International Roma Day on 8 April is an opportunity to reflect on the position of Roma in society. There are many examples of Roma achievement. But there are still too many examples of discrimination across Europe.
Although major challenges persist, we remain optimistic. The Czech government has taken a number of important steps to improve the quality of life for its most disadvantaged citizens, including many Roma. Measures include housing subsidy reform, tackling debt, and a new approach to education. Civil society has played a key role in shaping these changes.
Focusing on education, we are encouraged by the recent amendment to the law.

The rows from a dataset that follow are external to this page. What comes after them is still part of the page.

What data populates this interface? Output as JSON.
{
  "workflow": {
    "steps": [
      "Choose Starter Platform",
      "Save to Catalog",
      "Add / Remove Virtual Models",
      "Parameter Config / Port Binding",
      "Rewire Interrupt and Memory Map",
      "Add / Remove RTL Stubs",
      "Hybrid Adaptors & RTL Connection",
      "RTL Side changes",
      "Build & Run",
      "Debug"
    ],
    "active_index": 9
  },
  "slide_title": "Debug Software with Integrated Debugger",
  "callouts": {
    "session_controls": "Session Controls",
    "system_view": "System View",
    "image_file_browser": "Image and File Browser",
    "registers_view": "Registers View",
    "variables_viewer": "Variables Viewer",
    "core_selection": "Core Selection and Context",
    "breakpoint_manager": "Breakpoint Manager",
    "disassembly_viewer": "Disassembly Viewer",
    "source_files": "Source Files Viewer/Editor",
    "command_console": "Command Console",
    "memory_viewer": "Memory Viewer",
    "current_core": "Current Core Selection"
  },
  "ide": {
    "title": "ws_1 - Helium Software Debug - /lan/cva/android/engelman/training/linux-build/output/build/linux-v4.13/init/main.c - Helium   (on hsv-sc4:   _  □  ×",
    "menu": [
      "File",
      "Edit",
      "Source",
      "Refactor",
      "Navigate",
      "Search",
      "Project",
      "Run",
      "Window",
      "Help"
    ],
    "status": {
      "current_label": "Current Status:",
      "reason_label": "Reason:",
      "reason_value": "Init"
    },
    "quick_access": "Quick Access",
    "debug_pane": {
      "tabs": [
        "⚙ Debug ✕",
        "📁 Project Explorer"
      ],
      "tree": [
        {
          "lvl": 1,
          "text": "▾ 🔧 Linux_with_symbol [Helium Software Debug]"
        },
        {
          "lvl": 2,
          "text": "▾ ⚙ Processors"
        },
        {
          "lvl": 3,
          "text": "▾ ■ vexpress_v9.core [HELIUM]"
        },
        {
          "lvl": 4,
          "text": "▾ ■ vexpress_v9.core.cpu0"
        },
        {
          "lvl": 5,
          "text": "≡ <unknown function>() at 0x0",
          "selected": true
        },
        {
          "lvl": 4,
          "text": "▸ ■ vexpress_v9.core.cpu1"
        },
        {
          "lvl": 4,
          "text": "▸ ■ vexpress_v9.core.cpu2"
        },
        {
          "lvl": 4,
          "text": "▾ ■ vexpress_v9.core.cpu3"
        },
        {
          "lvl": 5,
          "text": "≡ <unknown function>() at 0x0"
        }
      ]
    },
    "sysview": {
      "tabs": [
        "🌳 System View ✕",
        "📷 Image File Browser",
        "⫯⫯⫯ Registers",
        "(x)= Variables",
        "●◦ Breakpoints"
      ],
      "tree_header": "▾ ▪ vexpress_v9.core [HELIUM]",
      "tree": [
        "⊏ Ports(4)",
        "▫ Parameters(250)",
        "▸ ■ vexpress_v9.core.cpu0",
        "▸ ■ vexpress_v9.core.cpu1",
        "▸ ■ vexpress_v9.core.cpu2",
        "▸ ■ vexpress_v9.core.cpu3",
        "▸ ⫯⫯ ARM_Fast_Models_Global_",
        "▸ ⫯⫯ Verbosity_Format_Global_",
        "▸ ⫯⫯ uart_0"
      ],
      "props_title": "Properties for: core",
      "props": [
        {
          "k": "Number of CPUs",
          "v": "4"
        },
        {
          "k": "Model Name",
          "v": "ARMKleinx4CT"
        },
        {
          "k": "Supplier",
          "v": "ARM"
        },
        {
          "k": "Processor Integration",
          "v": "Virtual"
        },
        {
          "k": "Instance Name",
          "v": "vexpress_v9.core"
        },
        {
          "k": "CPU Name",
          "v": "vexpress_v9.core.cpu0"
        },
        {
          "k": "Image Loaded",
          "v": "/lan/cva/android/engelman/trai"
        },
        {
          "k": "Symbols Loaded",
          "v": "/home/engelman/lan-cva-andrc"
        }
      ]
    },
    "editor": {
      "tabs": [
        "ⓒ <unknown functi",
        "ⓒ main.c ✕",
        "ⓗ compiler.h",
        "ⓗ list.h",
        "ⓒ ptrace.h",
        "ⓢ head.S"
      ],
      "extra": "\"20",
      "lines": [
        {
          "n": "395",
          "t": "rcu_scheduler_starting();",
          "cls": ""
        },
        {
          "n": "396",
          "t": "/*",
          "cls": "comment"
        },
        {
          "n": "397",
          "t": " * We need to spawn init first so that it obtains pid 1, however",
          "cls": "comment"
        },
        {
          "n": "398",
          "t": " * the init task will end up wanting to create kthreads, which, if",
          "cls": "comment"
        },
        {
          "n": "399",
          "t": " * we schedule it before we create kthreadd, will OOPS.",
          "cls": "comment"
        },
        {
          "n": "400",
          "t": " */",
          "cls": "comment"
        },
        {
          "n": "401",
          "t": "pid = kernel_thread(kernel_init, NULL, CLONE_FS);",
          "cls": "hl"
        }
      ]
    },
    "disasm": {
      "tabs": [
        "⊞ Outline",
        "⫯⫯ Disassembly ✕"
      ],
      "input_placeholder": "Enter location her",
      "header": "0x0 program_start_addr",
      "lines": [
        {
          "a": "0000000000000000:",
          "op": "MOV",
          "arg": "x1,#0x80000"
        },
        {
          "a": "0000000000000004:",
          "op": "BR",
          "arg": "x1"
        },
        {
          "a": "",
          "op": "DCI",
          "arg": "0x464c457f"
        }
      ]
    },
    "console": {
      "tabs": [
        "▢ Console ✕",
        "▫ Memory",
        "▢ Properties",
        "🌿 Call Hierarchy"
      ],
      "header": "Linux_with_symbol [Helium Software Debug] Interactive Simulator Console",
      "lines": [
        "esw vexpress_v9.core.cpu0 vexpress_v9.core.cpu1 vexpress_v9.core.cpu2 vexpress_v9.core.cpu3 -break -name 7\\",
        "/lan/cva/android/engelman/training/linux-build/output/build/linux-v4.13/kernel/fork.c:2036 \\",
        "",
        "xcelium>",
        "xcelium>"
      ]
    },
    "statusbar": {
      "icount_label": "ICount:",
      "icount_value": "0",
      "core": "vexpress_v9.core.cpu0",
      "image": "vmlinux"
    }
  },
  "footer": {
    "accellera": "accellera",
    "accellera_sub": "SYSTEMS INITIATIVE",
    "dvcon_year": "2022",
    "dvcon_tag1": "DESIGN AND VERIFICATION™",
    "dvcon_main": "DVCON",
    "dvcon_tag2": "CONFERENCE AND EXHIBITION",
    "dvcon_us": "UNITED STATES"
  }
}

It has the potential to make schools more inclusive for all, including Roma. With adequate funding to implement the legislation, the Ministry of Education has the chance to address the current injustice that sees Roma children occupying a quarter of places in special schools, despite forming only 3% of the population.
There are some very good examples of inclusive education in primary schools in regions facing economic hardship. We have personally met some inspiring teachers working in these difficult conditions to educate children inclusively and help all to reach their true potential. We encourage others to follow their lead.
Our embassies are prepared to assist the Czech Republic in its efforts to provide equal opportunity for all.
H.E. Andrew H. Schapiro, Ambassador of the United States of America
H.E. Jan Thompson, Ambassador of the United Kingdom of Great Britain and Northern Ireland
H.E. Arndt Freiherr Freytag von Loringhoven, Ambassador of Germany
H.E. Siri Ellen Sletner, Ambassador of Norway
H.E. Otto Jelinek, Ambassador of Canada
H.E. Ferdinand Trauttmansdorff, Ambassador of Austria
H.E. Annika Jagander, Ambassador of Sweden